Element data from apps and pages
# # # # # # #
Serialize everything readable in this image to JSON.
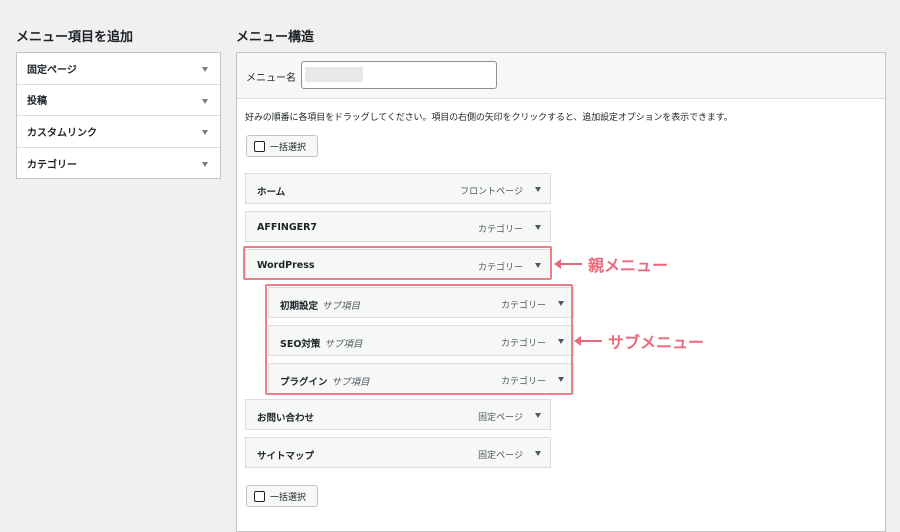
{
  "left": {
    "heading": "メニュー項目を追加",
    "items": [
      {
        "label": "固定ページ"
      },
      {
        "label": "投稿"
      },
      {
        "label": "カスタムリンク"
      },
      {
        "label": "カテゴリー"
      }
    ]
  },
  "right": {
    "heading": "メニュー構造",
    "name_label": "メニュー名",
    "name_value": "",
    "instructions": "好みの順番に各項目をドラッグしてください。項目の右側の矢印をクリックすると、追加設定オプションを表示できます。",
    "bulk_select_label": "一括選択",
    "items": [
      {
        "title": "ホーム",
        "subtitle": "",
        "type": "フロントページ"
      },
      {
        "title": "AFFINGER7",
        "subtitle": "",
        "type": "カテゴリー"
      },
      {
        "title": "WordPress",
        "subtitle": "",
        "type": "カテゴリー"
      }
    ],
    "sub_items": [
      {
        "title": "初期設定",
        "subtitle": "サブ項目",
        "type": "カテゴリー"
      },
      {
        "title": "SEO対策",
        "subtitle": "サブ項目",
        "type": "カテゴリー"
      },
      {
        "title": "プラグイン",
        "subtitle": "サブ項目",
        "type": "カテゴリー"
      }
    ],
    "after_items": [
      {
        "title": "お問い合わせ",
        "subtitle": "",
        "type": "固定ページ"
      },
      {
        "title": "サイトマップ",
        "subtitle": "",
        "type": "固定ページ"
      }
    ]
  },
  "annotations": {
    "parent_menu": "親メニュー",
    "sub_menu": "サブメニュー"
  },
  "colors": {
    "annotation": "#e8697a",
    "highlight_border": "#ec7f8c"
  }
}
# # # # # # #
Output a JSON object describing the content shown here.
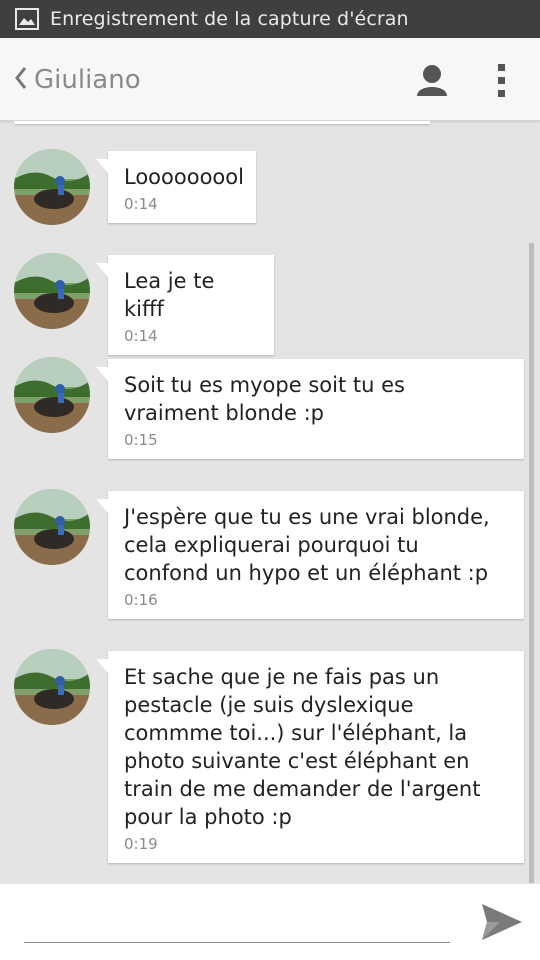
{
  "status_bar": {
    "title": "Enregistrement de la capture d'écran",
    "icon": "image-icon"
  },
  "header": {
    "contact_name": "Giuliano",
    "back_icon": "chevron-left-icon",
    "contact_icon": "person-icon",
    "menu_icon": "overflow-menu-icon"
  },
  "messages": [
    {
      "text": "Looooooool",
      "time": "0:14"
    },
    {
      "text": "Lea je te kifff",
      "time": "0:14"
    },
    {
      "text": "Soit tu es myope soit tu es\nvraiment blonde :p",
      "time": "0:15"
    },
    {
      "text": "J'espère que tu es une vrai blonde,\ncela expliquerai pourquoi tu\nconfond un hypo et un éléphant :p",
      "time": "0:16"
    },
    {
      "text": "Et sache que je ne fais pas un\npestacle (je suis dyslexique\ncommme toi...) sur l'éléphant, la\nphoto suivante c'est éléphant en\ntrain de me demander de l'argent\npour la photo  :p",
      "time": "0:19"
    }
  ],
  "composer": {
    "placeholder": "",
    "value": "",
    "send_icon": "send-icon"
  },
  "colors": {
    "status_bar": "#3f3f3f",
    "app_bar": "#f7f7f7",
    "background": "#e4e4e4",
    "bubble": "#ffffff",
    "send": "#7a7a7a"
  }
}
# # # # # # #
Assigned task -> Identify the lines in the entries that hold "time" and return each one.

Task solution ->
      "time": "0:14"
      "time": "0:14"
      "time": "0:15"
      "time": "0:16"
      "time": "0:19"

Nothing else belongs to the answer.